The first two lines are identical to FLEX since the first would default to an extension of CMD. The third line would load the binary file 'LOOKUP.BIN' into memoy and, assuming the file contained a transfer address, the program would be executed. A transfer address tells the program loader where to start the program executing after it has been loaded. If you try to load and execute a program in the above manner and no transfer address is present, the message 'NO LINK' will be output to the terminal, where 'link' refers to the transfer address. Some other error messages which can occur are 'WHAT?' if an illegal file specification has been typed as the first part of a command line, and 'NOT THERE' if the file typed does not exist on the disk.

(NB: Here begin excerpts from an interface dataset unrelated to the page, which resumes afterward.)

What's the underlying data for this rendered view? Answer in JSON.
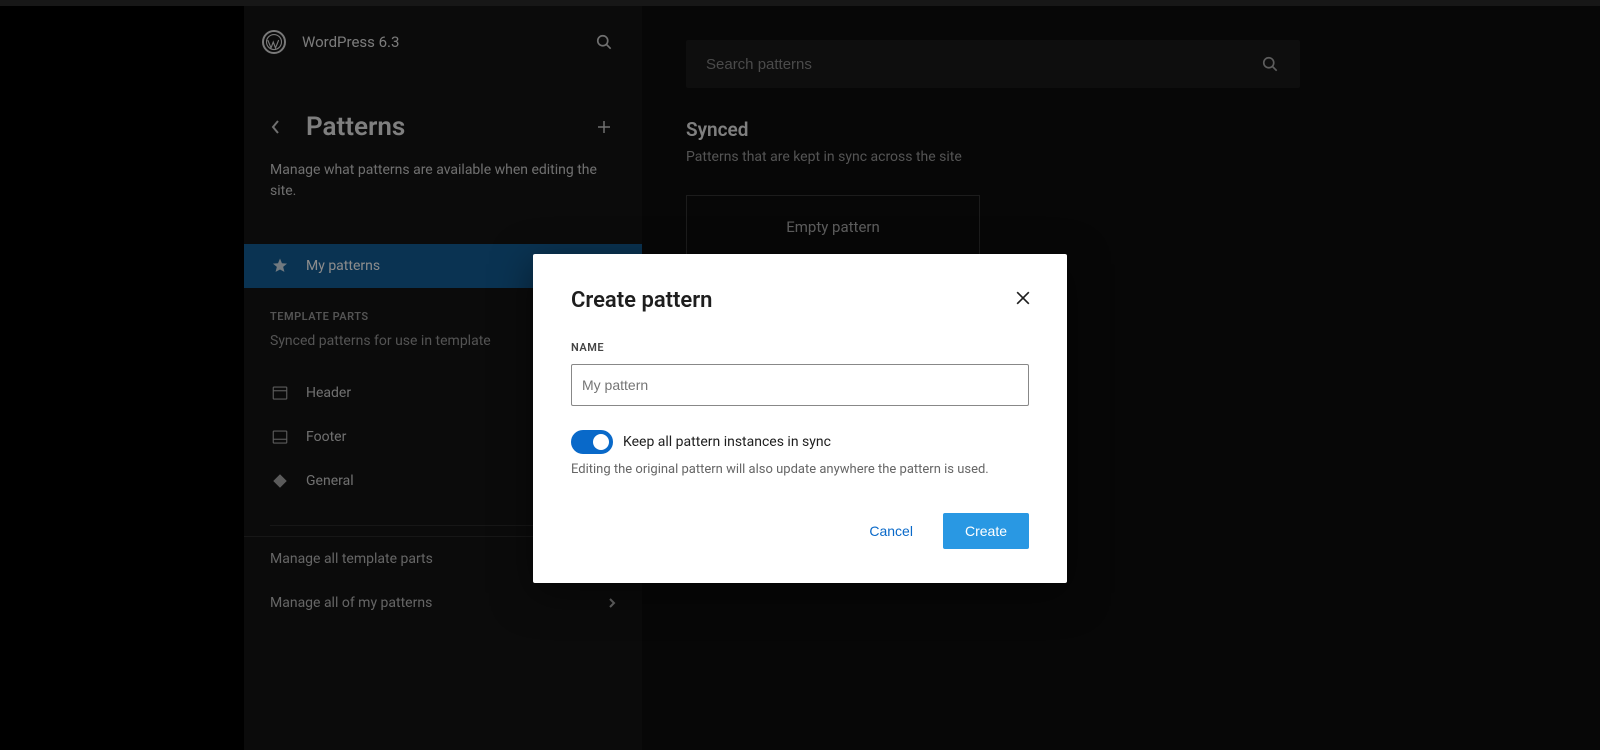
{
  "header": {
    "site_title": "WordPress 6.3"
  },
  "sidebar": {
    "title": "Patterns",
    "description": "Manage what patterns are available when editing the site.",
    "nav": {
      "my_patterns": "My patterns"
    },
    "template_parts": {
      "label": "TEMPLATE PARTS",
      "description": "Synced patterns for use in template",
      "items": [
        "Header",
        "Footer",
        "General"
      ]
    },
    "manage": {
      "template_parts": "Manage all template parts",
      "my_patterns": "Manage all of my patterns"
    }
  },
  "main": {
    "search_placeholder": "Search patterns",
    "heading": "Synced",
    "subtitle": "Patterns that are kept in sync across the site",
    "card": "Empty pattern"
  },
  "modal": {
    "title": "Create pattern",
    "name_label": "NAME",
    "name_placeholder": "My pattern",
    "sync_label": "Keep all pattern instances in sync",
    "sync_help": "Editing the original pattern will also update anywhere the pattern is used.",
    "cancel": "Cancel",
    "create": "Create"
  }
}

During the typing of a command line, the system simply accepts all characters until a 'RETURN' key is typed. Any time before typing the RETURN key, the user may use one of two special characters to correct any mistyped characters. One of these characters is the 'back space' and allows deletion of the previously typed character. Typing two back spaces will delete the previous two characters. The back space is initially defined to be a 'control H' but may be redefined by the user using the TTYSET utility command. The second special character is the line 'delete' character. Typing this character will effectively delete all of the characters which have been typed on the current line. A new prompt will be output to the terminal, but instead of the usual '+++' prompt, to show the action of the delete character, the prompt will be '???'. Any time the delete character is used, the new prompt will be '???', and signifies that the last line typed did not get entered into the computer. The delete character is initially a 'control X' but may also be redefined using TTYSET.
As mentioned earlier, the first name on a command line is always interpreted as a command. Following the command is an optional list of names and parameters, depending on the particular command being entered. The fields of a command line must be spearated by either a space or a comma. The general format of a command line is:

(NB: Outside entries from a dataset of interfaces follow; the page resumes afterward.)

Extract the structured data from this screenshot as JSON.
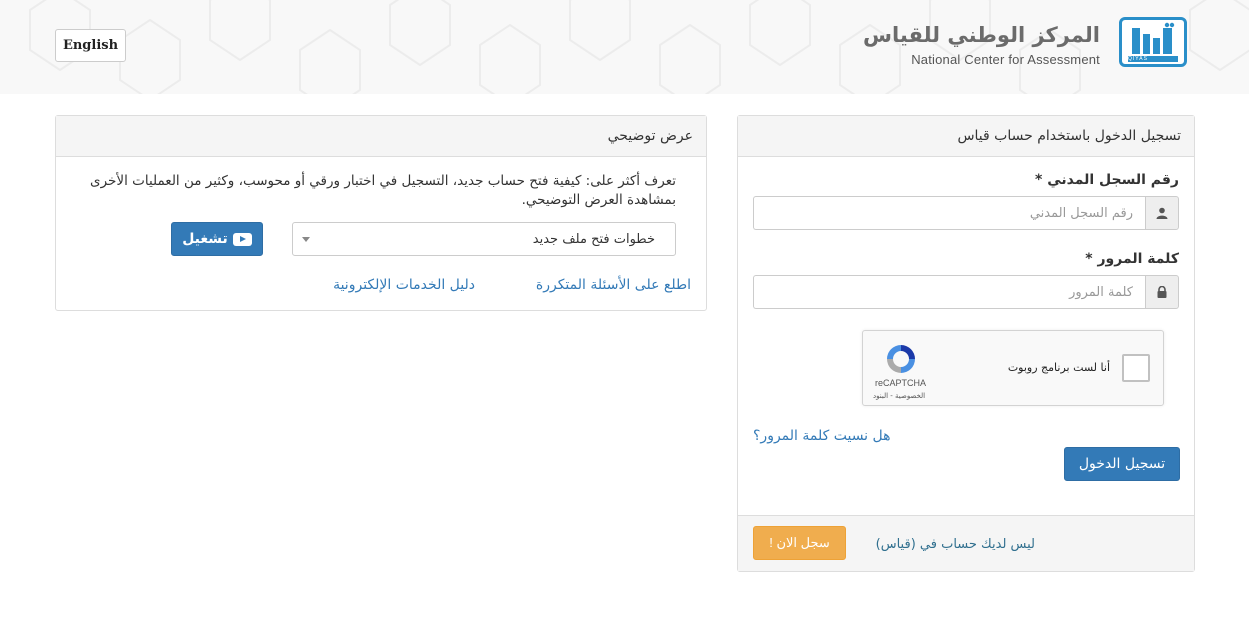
{
  "header": {
    "language_button": "English",
    "logo_title_ar": "المركز الوطني للقياس",
    "logo_title_en": "National Center for Assessment",
    "logo_caption": "QIYAS"
  },
  "login": {
    "heading": "تسجيل الدخول باستخدام حساب قياس",
    "civil_id_label": "رقم السجل المدني *",
    "civil_id_placeholder": "رقم السجل المدني",
    "civil_id_value": "",
    "password_label": "كلمة المرور *",
    "password_placeholder": "كلمة المرور",
    "password_value": "",
    "recaptcha_label": "أنا لست برنامج روبوت",
    "recaptcha_brand": "reCAPTCHA",
    "recaptcha_terms": "الخصوصية - البنود",
    "forgot_password": "هل نسيت كلمة المرور؟",
    "login_button": "تسجيل الدخول",
    "no_account_text": "ليس لديك حساب في (قياس)",
    "register_button": "سجل الان !"
  },
  "demo": {
    "heading": "عرض توضيحي",
    "description": "تعرف أكثر على: كيفية فتح حساب جديد، التسجيل في اختبار ورقي أو محوسب، وكثير من العمليات الأخرى بمشاهدة العرض التوضيحي.",
    "select_value": "خطوات فتح ملف جديد",
    "play_button": "تشغيل",
    "faq_link": "اطلع على الأسئلة المتكررة",
    "guide_link": "دليل الخدمات الإلكترونية"
  },
  "colors": {
    "primary": "#337ab7",
    "warning": "#f0ad4e",
    "logo_blue": "#2a8fc9",
    "header_bg": "#f8f8f8"
  }
}
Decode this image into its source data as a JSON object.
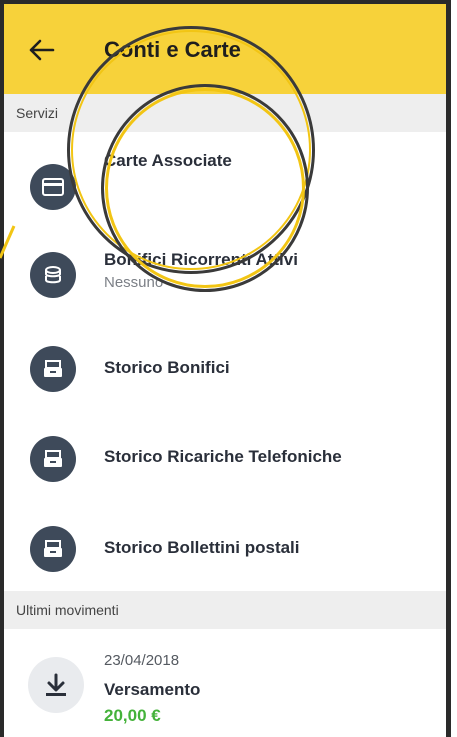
{
  "header": {
    "title": "Conti e Carte",
    "back_icon": "arrow-left-icon"
  },
  "services": {
    "section_label": "Servizi",
    "items": [
      {
        "label": "Carte Associate",
        "sub": "",
        "icon": "card-icon"
      },
      {
        "label": "Bonifici Ricorrenti Attivi",
        "sub": "Nessuno",
        "icon": "coins-icon"
      },
      {
        "label": "Storico Bonifici",
        "sub": "",
        "icon": "archive-icon"
      },
      {
        "label": "Storico Ricariche Telefoniche",
        "sub": "",
        "icon": "archive-icon"
      },
      {
        "label": "Storico Bollettini postali",
        "sub": "",
        "icon": "archive-icon"
      }
    ]
  },
  "movements": {
    "section_label": "Ultimi movimenti",
    "items": [
      {
        "date": "23/04/2018",
        "title": "Versamento",
        "amount": "20,00 €",
        "icon": "download-icon"
      }
    ]
  },
  "colors": {
    "accent_yellow": "#f7d23a",
    "icon_dark": "#3e4a5a",
    "amount_green": "#44b23a",
    "section_bg": "#eeeeee"
  }
}
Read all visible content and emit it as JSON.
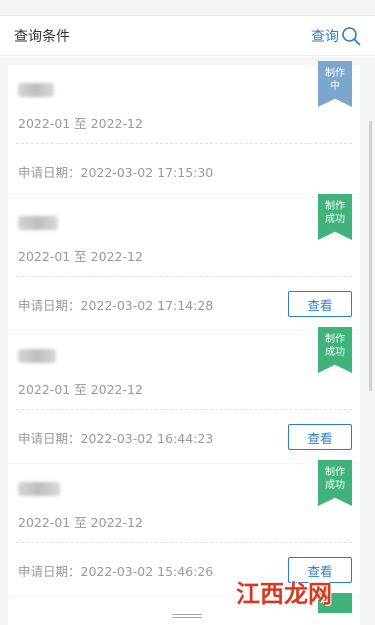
{
  "header": {
    "title": "查询条件",
    "query_label": "查询"
  },
  "cards": [
    {
      "range": "2022-01 至 2022-12",
      "date": "申请日期：2022-03-02 17:15:30",
      "status": "制作中",
      "status_line1": "制作",
      "status_line2": "中",
      "status_color": "#7ba7cf",
      "has_view": false
    },
    {
      "range": "2022-01 至 2022-12",
      "date": "申请日期：2022-03-02 17:14:28",
      "status": "制作成功",
      "status_line1": "制作",
      "status_line2": "成功",
      "status_color": "#3fb37a",
      "has_view": true,
      "view_label": "查看"
    },
    {
      "range": "2022-01 至 2022-12",
      "date": "申请日期：2022-03-02 16:44:23",
      "status": "制作成功",
      "status_line1": "制作",
      "status_line2": "成功",
      "status_color": "#3fb37a",
      "has_view": true,
      "view_label": "查看"
    },
    {
      "range": "2022-01 至 2022-12",
      "date": "申请日期：2022-03-02 15:46:26",
      "status": "制作成功",
      "status_line1": "制作",
      "status_line2": "成功",
      "status_color": "#3fb37a",
      "has_view": true,
      "view_label": "查看"
    }
  ],
  "watermark": {
    "text": "江西龙网"
  },
  "colors": {
    "accent": "#2b7cd3",
    "in_progress": "#7ba7cf",
    "success": "#3fb37a"
  }
}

<command>[,<list of names and parameters>]
A comma is shown, but a space may be used. FLEX also allows several commands to be entered on one command line by use of the 'end of line' character. This character is initially a colon (':'), but may be user defined with the TTYSET utility. By ending a command with the end of line character, it is possible to to follow it immediately with another command. FLEX will execute all commands on the line before returning with the next '+++' prompt. An error in any of the command entries will cause the system to terminate operation of that command line and return with the prompt. Some examples of valid command lines follow:
+++CAT 1:ASN S=1

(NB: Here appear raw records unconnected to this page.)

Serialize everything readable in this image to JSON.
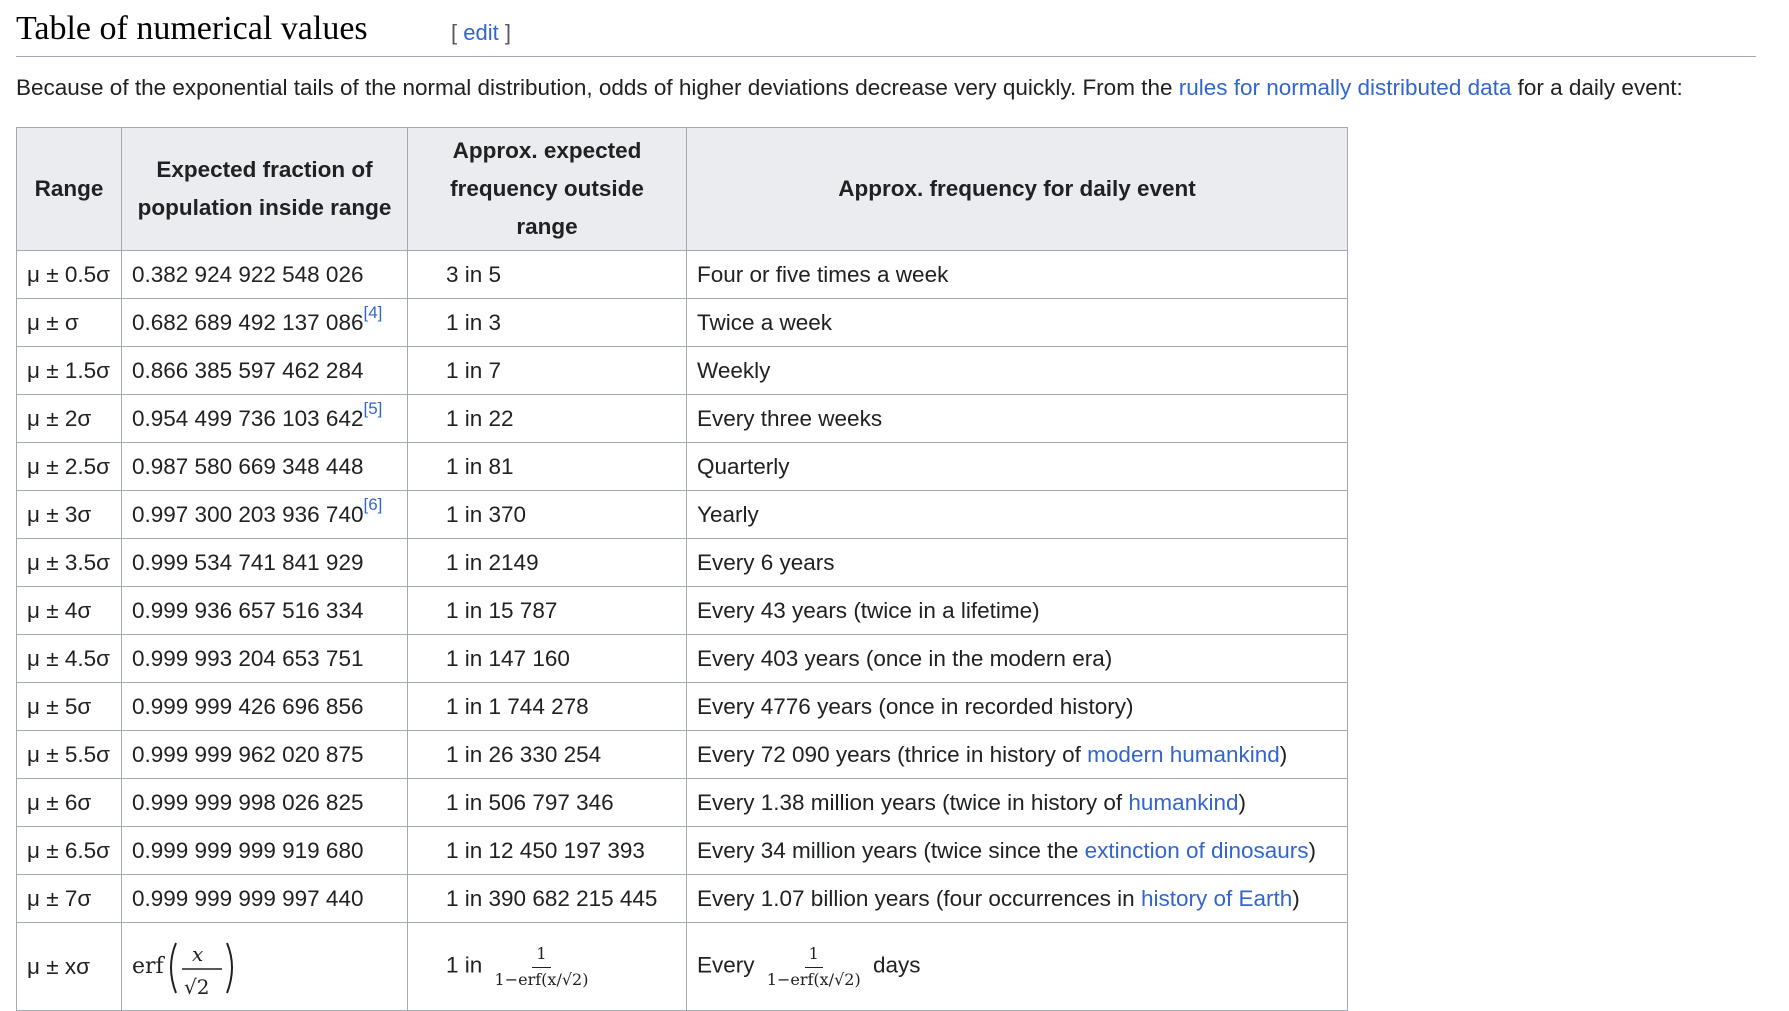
{
  "section": {
    "title": "Table of numerical values",
    "edit_open": "[ ",
    "edit_label": "edit",
    "edit_close": " ]"
  },
  "intro": {
    "text_before": "Because of the exponential tails of the normal distribution, odds of higher deviations decrease very quickly. From the ",
    "link": "rules for normally distributed data",
    "text_after": " for a daily event:"
  },
  "table": {
    "headers": {
      "range": "Range",
      "fraction_line1": "Expected fraction of",
      "fraction_line2": "population inside range",
      "freq_line1": "Approx. expected",
      "freq_line2": "frequency outside range",
      "daily": "Approx. frequency for daily event"
    },
    "rows": [
      {
        "range": "μ ± 0.5σ",
        "fraction": "0.382 924 922 548 026",
        "ref": "",
        "freq": "3 in 5",
        "daily": "Four or five times a week",
        "link": "",
        "after": ""
      },
      {
        "range": "μ ± σ",
        "fraction": "0.682 689 492 137 086",
        "ref": "[4]",
        "freq": "1 in 3",
        "daily": "Twice a week",
        "link": "",
        "after": ""
      },
      {
        "range": "μ ± 1.5σ",
        "fraction": "0.866 385 597 462 284",
        "ref": "",
        "freq": "1 in 7",
        "daily": "Weekly",
        "link": "",
        "after": ""
      },
      {
        "range": "μ ± 2σ",
        "fraction": "0.954 499 736 103 642",
        "ref": "[5]",
        "freq": "1 in 22",
        "daily": "Every three weeks",
        "link": "",
        "after": ""
      },
      {
        "range": "μ ± 2.5σ",
        "fraction": "0.987 580 669 348 448",
        "ref": "",
        "freq": "1 in 81",
        "daily": "Quarterly",
        "link": "",
        "after": ""
      },
      {
        "range": "μ ± 3σ",
        "fraction": "0.997 300 203 936 740",
        "ref": "[6]",
        "freq": "1 in 370",
        "daily": "Yearly",
        "link": "",
        "after": ""
      },
      {
        "range": "μ ± 3.5σ",
        "fraction": "0.999 534 741 841 929",
        "ref": "",
        "freq": "1 in 2149",
        "daily": "Every 6 years",
        "link": "",
        "after": ""
      },
      {
        "range": "μ ± 4σ",
        "fraction": "0.999 936 657 516 334",
        "ref": "",
        "freq": "1 in 15 787",
        "daily": "Every 43 years (twice in a lifetime)",
        "link": "",
        "after": ""
      },
      {
        "range": "μ ± 4.5σ",
        "fraction": "0.999 993 204 653 751",
        "ref": "",
        "freq": "1 in 147 160",
        "daily": "Every 403 years (once in the modern era)",
        "link": "",
        "after": ""
      },
      {
        "range": "μ ± 5σ",
        "fraction": "0.999 999 426 696 856",
        "ref": "",
        "freq": "1 in 1 744 278",
        "daily": "Every 4776 years (once in recorded history)",
        "link": "",
        "after": ""
      },
      {
        "range": "μ ± 5.5σ",
        "fraction": "0.999 999 962 020 875",
        "ref": "",
        "freq": "1 in 26 330 254",
        "daily": "Every 72 090 years (thrice in history of ",
        "link": "modern humankind",
        "after": ")"
      },
      {
        "range": "μ ± 6σ",
        "fraction": "0.999 999 998 026 825",
        "ref": "",
        "freq": "1 in 506 797 346",
        "daily": "Every 1.38 million years (twice in history of ",
        "link": "humankind",
        "after": ")"
      },
      {
        "range": "μ ± 6.5σ",
        "fraction": "0.999 999 999 919 680",
        "ref": "",
        "freq": "1 in 12 450 197 393",
        "daily": "Every 34 million years (twice since the ",
        "link": "extinction of dinosaurs",
        "after": ")"
      },
      {
        "range": "μ ± 7σ",
        "fraction": "0.999 999 999 997 440",
        "ref": "",
        "freq": "1 in 390 682 215 445",
        "daily": "Every 1.07 billion years (four occurrences in ",
        "link": "history of Earth",
        "after": ")"
      }
    ],
    "general": {
      "range": "μ ± xσ",
      "fraction_formula": "erf(x/√2)",
      "freq_prefix": "1 in",
      "freq_num": "1",
      "freq_den": "1−erf(x/√2)",
      "daily_prefix": "Every",
      "daily_num": "1",
      "daily_den": "1−erf(x/√2)",
      "daily_suffix": "days"
    }
  }
}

+++LIST LIBRARY:CAT 1:CAT 0
As many commands may be typed in one command line as desired, but the total number of characters typed must not exceed 128. Any excess characters will be ignored by FLEX.
One last system feature to be described is the idea of 'system' and 'working' drives. As stated earlier, if a file specification does not specifically designate a drive number, it will assume a default value. The default value will either be the current 'system' drive assignment or the current 'working' drive assignment. The system drive is the default for all command names, or in other words, all file names which are typed first on a command line. Any other file name in the command line will default to the working drive. This version of FLEX also supports automatic drive searching. When in the auto search mode if no drive numbers are specified, the operating system will first search drive 0 for the file. If the file is not found, drive 1 will be searched and so on. When the system is first initialized the auto drive searching mode will be selected. At this time, all drive defaults will be to drive 0. It is sometimes convenient to assign drive 1 as the working drive in which case all file references, except commands, will automatically look on drive 1. It is then convenient to have a diskette in drive 0 with all the system utility commands on it (the 'system drive'), and a disk with all the files being worked on in drive 1 (the 'working drive'). If the system drive is 0 and the working drive is 1, and the command line was:
FLEX would go to drive 0 for the command LIST and to drive 1 for the file TEXTFILE. The actual assignment of drives is performed by the ASN utility. See its description for details.